500 Words, Day 25

A day after Ed at Gin&Tacos wrote about social media disproportionately being a place people brag, by intent or by accident, Katie Lane published "The Positive Power of Negativity", in which she makes the case that people need to talk more often, and publicly, about failure. ("We failed fast and got another $10 million in funding" doesn't count.)

Social media definitely encourages this behavior, or selects for it. People prefer to share happy news, and what doesn't get retweeted or liked gets pushed down; people may even "defriend" or "unfollow" (horrible neologisms of the social age) a negative poster. It's like dating or job interviews, where you can't say anything that's not glowing.

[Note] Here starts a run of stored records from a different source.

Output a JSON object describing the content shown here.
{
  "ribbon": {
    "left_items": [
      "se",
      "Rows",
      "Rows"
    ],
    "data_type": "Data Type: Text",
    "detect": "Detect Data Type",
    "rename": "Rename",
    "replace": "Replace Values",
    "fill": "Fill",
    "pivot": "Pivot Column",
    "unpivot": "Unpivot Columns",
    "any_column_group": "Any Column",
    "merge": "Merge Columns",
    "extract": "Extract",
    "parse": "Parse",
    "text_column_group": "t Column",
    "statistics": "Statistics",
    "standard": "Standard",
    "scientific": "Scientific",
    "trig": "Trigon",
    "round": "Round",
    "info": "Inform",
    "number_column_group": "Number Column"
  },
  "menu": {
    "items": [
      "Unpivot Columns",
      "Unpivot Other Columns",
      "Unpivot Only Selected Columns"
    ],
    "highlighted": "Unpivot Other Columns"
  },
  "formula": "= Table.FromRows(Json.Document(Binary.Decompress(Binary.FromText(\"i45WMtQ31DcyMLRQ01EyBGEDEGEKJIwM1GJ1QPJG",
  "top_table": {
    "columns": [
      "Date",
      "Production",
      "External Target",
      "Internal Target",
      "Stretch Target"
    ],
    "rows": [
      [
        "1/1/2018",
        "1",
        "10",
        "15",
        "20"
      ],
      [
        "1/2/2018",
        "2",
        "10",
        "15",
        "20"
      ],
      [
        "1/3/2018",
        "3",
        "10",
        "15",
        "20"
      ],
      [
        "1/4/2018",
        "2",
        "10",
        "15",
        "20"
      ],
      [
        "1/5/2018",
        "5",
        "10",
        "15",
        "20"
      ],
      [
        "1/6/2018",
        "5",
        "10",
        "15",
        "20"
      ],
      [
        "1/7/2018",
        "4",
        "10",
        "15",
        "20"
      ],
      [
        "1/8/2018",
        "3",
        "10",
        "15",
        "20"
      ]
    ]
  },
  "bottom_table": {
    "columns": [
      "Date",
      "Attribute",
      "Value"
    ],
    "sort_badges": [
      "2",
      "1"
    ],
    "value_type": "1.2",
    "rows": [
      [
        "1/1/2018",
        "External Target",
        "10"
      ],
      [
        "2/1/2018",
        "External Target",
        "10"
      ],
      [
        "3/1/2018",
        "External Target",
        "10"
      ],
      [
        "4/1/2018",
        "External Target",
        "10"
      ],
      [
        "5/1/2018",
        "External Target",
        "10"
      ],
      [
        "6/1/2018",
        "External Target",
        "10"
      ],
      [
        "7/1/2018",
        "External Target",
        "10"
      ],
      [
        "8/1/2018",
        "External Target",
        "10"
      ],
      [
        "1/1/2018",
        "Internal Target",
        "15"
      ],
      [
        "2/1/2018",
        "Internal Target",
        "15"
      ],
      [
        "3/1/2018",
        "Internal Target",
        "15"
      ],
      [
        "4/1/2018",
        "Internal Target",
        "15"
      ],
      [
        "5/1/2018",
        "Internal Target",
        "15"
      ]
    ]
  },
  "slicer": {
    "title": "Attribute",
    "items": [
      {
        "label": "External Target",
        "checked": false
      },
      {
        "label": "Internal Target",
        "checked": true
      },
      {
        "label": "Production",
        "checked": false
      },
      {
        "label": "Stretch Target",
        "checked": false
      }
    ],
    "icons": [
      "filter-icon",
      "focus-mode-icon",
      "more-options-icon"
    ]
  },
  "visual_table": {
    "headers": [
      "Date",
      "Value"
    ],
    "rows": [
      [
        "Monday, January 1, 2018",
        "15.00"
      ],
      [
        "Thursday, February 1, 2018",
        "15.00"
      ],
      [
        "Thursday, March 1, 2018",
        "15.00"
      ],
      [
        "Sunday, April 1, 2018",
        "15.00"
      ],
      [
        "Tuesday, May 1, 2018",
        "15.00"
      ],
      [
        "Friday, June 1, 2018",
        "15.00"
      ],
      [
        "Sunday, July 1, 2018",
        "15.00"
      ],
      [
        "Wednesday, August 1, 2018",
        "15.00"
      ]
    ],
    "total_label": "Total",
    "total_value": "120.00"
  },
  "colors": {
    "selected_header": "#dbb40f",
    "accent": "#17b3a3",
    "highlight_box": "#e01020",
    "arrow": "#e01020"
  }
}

This is, in part, why I almost never go on Facebook. As at least one study has shown, such forced social comparison is likely to produce an envy response (PDF). I don't want that – I want my friends and associates to succeed big and have wonderful lives. So I withdrew.

Therefore, partly as a public service, and perhaps to start a collective trend, here are some big failures of my year so far:

  • 2013 started out a bit rough, with two accelerators, Matter.vc and The Foundry at CITRIS, turning down proposals for building a lab that'd bring together tech-challenged journalists and coders to jumpstart data-driven journalism projects. They asked how it would "scale", meaning spin off revenue generators.
  • Knight Stanford Fellowship: This one was particularly hard. It was the second time I made it to the final interview round, and this time I had what I thought was a particularly viable and apt project for the year of fellowship. (I have ideas why they didn't bite, but that's better discussed privately.)
  • Nieman-Berkman Fellowship: Again, I got great support for my proposed course of study, but no brass ring.
  • Mozilla: I was so psyched. They do great work, they're great people, and work for the public good. And I'd had I relevant experience around mobile internet usage in developing countries during my visiting researcher position at HIIT. There were two Interaction Designer listings that appeared on one day (marketplace, mobile OS) and I applied for both, so I admit I was never quite clear which job the phone screens were for and was too embarrassed to ask (a "Mulva" scenario).
  • OpenIDEO: This was an odd case, as one day an email appeared thanking me for my application. I had to dig in my Sent email folder to realize that I'd filled out an online application six weeks prior. Still, it was nice to let me know; many companies don't do that.
  • Internships: Well, I'm a "real person" now, what with a graduate degree and everything. 

There are others, of course; perhaps as a hangover from my freelance writing days, I try never to pass over any opportunity.

Granted, I've become better at presenting myself, and learned about my professional goals, but still, it's never easy. What have you learned?

And that's 500 words.